### Exercise
Below are some records; each one is to be set down again exactly.

### Exercise materials
++++++++++

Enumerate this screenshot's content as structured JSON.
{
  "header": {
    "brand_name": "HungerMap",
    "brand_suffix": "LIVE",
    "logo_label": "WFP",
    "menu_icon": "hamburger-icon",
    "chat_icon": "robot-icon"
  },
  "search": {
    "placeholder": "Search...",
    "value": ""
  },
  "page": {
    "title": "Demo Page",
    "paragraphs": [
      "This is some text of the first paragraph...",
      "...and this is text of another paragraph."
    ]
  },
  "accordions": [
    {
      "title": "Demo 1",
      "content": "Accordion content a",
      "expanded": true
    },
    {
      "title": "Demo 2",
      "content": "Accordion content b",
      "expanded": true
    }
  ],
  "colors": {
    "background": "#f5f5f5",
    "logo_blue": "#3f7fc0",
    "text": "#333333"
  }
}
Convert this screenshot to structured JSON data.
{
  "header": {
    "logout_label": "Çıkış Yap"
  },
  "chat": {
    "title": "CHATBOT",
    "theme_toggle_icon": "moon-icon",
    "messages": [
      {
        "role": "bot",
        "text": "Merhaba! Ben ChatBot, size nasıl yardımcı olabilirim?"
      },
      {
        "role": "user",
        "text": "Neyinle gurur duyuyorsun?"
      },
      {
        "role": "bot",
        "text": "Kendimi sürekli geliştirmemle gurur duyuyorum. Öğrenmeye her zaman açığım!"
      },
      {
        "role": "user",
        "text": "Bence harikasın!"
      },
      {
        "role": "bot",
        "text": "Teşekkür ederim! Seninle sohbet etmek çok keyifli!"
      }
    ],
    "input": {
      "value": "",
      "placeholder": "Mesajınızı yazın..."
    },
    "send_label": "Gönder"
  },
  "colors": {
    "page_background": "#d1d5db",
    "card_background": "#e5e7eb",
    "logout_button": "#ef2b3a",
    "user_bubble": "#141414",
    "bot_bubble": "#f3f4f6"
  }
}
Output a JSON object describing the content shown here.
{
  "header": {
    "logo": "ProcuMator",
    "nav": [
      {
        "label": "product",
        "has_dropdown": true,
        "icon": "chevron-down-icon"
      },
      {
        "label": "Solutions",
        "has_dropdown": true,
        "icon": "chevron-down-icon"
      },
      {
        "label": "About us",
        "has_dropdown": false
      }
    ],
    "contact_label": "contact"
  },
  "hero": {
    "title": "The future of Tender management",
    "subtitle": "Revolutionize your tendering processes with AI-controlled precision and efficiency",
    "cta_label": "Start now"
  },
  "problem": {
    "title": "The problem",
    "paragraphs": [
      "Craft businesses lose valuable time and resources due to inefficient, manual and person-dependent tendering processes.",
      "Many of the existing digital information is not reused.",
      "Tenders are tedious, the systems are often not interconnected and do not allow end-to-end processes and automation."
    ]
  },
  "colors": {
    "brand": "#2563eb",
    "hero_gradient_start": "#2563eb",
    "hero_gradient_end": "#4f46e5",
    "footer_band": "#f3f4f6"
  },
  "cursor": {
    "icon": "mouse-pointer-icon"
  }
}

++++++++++

### Answer to this problem
Enumerate this screenshot's content as structured JSON.
{
  "header": {
    "brand_name": "HungerMap",
    "brand_suffix": "LIVE",
    "logo_label": "WFP",
    "menu_icon": "hamburger-icon",
    "chat_icon": "robot-icon"
  },
  "search": {
    "placeholder": "Search...",
    "value": ""
  },
  "page": {
    "title": "Demo Page",
    "paragraphs": [
      "This is some text of the first paragraph...",
      "...and this is text of another paragraph."
    ]
  },
  "accordions": [
    {
      "title": "Demo 1",
      "content": "Accordion content a",
      "expanded": true
    },
    {
      "title": "Demo 2",
      "content": "Accordion content b",
      "expanded": true
    }
  ],
  "colors": {
    "background": "#f5f5f5",
    "logo_blue": "#3f7fc0",
    "text": "#333333"
  }
}
Convert this screenshot to structured JSON data.
{
  "header": {
    "logout_label": "Çıkış Yap"
  },
  "chat": {
    "title": "CHATBOT",
    "theme_toggle_icon": "moon-icon",
    "messages": [
      {
        "role": "bot",
        "text": "Merhaba! Ben ChatBot, size nasıl yardımcı olabilirim?"
      },
      {
        "role": "user",
        "text": "Neyinle gurur duyuyorsun?"
      },
      {
        "role": "bot",
        "text": "Kendimi sürekli geliştirmemle gurur duyuyorum. Öğrenmeye her zaman açığım!"
      },
      {
        "role": "user",
        "text": "Bence harikasın!"
      },
      {
        "role": "bot",
        "text": "Teşekkür ederim! Seninle sohbet etmek çok keyifli!"
      }
    ],
    "input": {
      "value": "",
      "placeholder": "Mesajınızı yazın..."
    },
    "send_label": "Gönder"
  },
  "colors": {
    "page_background": "#d1d5db",
    "card_background": "#e5e7eb",
    "logout_button": "#ef2b3a",
    "user_bubble": "#141414",
    "bot_bubble": "#f3f4f6"
  }
}
Output a JSON object describing the content shown here.
{
  "header": {
    "logo": "ProcuMator",
    "nav": [
      {
        "label": "product",
        "has_dropdown": true,
        "icon": "chevron-down-icon"
      },
      {
        "label": "Solutions",
        "has_dropdown": true,
        "icon": "chevron-down-icon"
      },
      {
        "label": "About us",
        "has_dropdown": false
      }
    ],
    "contact_label": "contact"
  },
  "hero": {
    "title": "The future of Tender management",
    "subtitle": "Revolutionize your tendering processes with AI-controlled precision and efficiency",
    "cta_label": "Start now"
  },
  "problem": {
    "title": "The problem",
    "paragraphs": [
      "Craft businesses lose valuable time and resources due to inefficient, manual and person-dependent tendering processes.",
      "Many of the existing digital information is not reused.",
      "Tenders are tedious, the systems are often not interconnected and do not allow end-to-end processes and automation."
    ]
  },
  "colors": {
    "brand": "#2563eb",
    "hero_gradient_start": "#2563eb",
    "hero_gradient_end": "#4f46e5",
    "footer_band": "#f3f4f6"
  },
  "cursor": {
    "icon": "mouse-pointer-icon"
  }
}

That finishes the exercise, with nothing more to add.